When you walk into the airport, airlines will be able to check you in and show you where your gate is right away. It will come down to, “how does the tech make your life better?” Mobile is no longer a vertical, but it’s everything.
It’s a complicated thing to explain but TechCrunch does a decent job describing ad targeting company RadiumOne’s new feature, enabling RTB advertisers to bid on users who have posted or viewed content with hashtags.
Whenever a user publishes a hashtag, or even views a piece of content labeled with a hashtag, the site can drop a cookie about that hashtag onto the user’s browser. Then when the user surfs around the web, they’ll end up as one of the 25 billion impressions RadiumOne sees each day across sites that host its retargeted ads. Those sites detect the hashtag cookies on the users’ browser that indicate they’re interested in #fitness or #justinbieber. The site pings RadiumOne, whose real-time bidding platform lets advertisers like Under Armor or Ticketmaster compete to reach those users. The highest bidder gets their hashtag retargeted ad shown, and RadiumOne splits the revenue with the site that dropped the cookie in the first place and the one hosting the ad.

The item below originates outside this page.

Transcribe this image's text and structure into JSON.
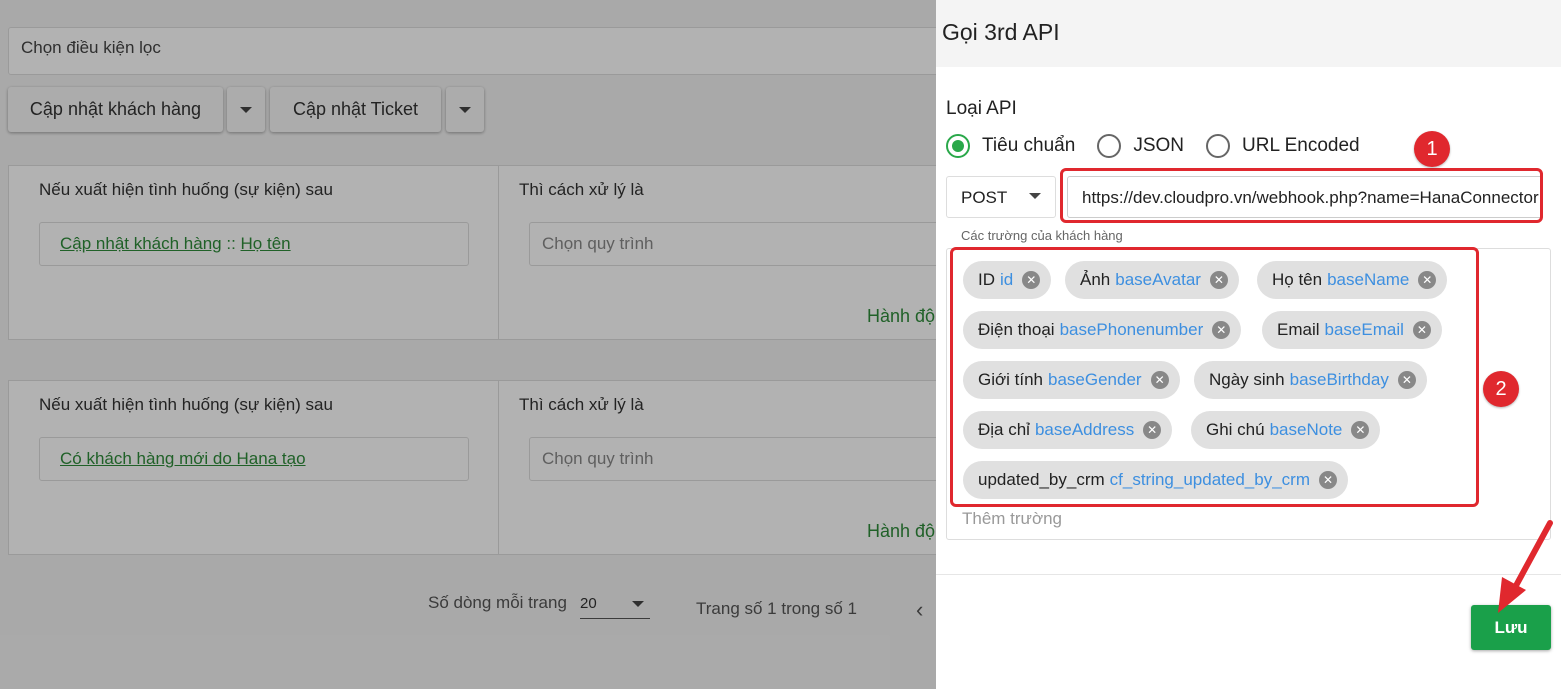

RadiumOne is doing this now on its own site, Via.me, but it could expand the capability to other sites.
An article (condensed free version here) in today’s Wall Street Journal describes how several automakers, including General Motors Co. and Daimler AG, are developing windshield displays that use augmented reality technology to provide real-time information to drivers. The automakers say these windshields are still several years away from being deployed, but conceptual renderings show information displays that range from extremely helpful to somewhat scary.
On the helpful side:
- alerts if a driver does not notice a road hazard, such as a car pulling in front of them
- driving directions
On the more scary side:
- information about landmarks (a photo accompanying the article show facts about the size of the Bay Bridge, for instance)
- social media posts (a sample rendering from Daimler asks, “Anyone up for party tonight?”)
- text messages
- a personal calendar
Obviously, people are already using their phones to do all of these (except for the driving alerts, which would be triggered by sensors outside the car). The carmakers say that displaying the information on the windshield will keep people from looking away from the road to check messages or get directions. The ability to get information about landmarks as you are driving by is intriguing (and reminiscent of the app that Google’s Niantic Labs developed, Field Trip). It will be interesting to watch the developments in this realm, because of the many implications.
- Will people use social media and text messaging more often in cars if the display is on their windshield instead of their phone?
- Will real-time delivery of information about the things that are near you be valuable?
- How will businesses make use of this information?
If, say, your car were almost out of gas, would a sensor in the car trigger an alert that a Shell station is at the next exit? Some Mercedes-Benz models already display a coffee cup icon if the car detects that the driver is showing an erratic eye pattern (signaling that they may be tired or distracted). Would that sensor then trigger a message that a Starbucks is available just two blocks away? Just this past weekend I used the Starbucks app on my phone to locate the nearest shop. In this particular instance I wasn’t actually driving when I looked at the app, but there is certainly business value in triggering messages based not only on a person’s location but also on other contextual clues. For a person who has been driving 5 hours on the highway, a message about a service area offering restaurant specials might be appropriate. The options for such real-time delivery of information are extensive. But automakers and marketers will need to weigh whether safety is compromised.